With contributions from 23 poets, 3 engineers, and over 30 musicians, Pink Thunder presents a musical and lyrical experiment by award-winning songwriter / composer Michael Zapruder, to see what happens when poems are sung instead of spoken. Potent with weird, funny, and singular possibilities, Pink Thunder's playful and startling songs take their form entirely from the shape of the poems from which they are made. The result is a collection of musical readings both compelling and surprising. You are invited to listen.
This full-color hardcover book contains an artist's statement by Michael Zapruder with an introduction by Scott Pinkmountain, and comes with a CD containing 22 tracks. The book also features photographs from the recording sessions and the Wave Poetry Bus Tour and hand-lettered versions of the poems illuminated by Arrington de Dionyso.
Contributing poets include: Joshua Beckman, David Berman, Carrie St. George Comer, Gillian Conoley, Bob Hicok, Noelle Kocot, Dorothea Lasky, Brett Fletcher Lauer, Anthony McCann, Valzhyna Mort, Hoa Nguyen, Sierra Nelson, Tyehimba Jess, Travis Nichols, D.A. Powell, Matthew Rohrer, Mary Ruefle, James Tate, Joe Wenderoth, Dara Weir, and Matthew Zapruder.
"Zapruder lets the songs wander, as if he's creating a melodic new method of storytelling... He builds songs in a Jon Brian-esque style, with Elliot Smith-like sensitivity and raw ache in his vocals, treading ever-so-lightly over tracks of electric guitar, drums, synthesizers, and in some cases, marimba or brass horns." —San Francisco Bay Guardian
"Zapruder may well have taken the largest step any artist, literary or otherwise, has taken in years toward reminding us why we love poetry . . . Pink Thunder is that remarkable historical happening that's both a great album and a great poetry collection."—The Huffington Post
"If Pink Thunder has a message, it’s that the relationship between poetry and music is more elusive, more conditional, than that of traditional lyrics in a song.

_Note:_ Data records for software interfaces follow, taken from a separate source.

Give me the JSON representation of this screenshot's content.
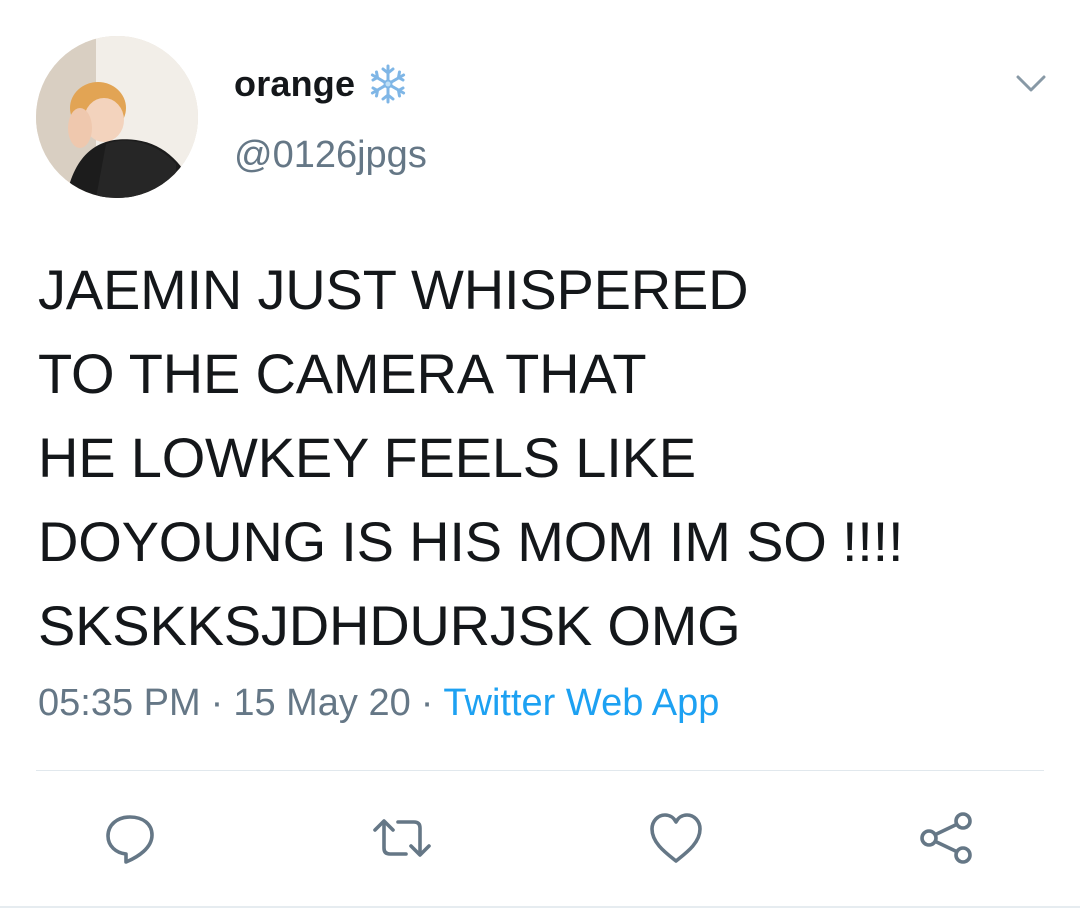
{
  "user": {
    "display_name": "orange",
    "handle": "@0126jpgs",
    "name_emoji": "snowflake-icon"
  },
  "tweet": {
    "text": "JAEMIN JUST WHISPERED\nTO THE CAMERA THAT\nHE LOWKEY FEELS LIKE\nDOYOUNG IS HIS MOM IM SO !!!!\nSKSKKSJDHDURJSK OMG",
    "time": "05:35 PM",
    "separator": "·",
    "date": "15 May 20",
    "source": "Twitter Web App"
  },
  "colors": {
    "text_primary": "#14171a",
    "text_secondary": "#657786",
    "link": "#1da1f2",
    "divider": "#e1e8ed"
  },
  "actions": [
    "reply-icon",
    "retweet-icon",
    "like-icon",
    "share-icon"
  ]
}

This is the best thing about the project, the way Zapruder uses his music to mirror, or echo, his own reading of the material, and its emotional effect."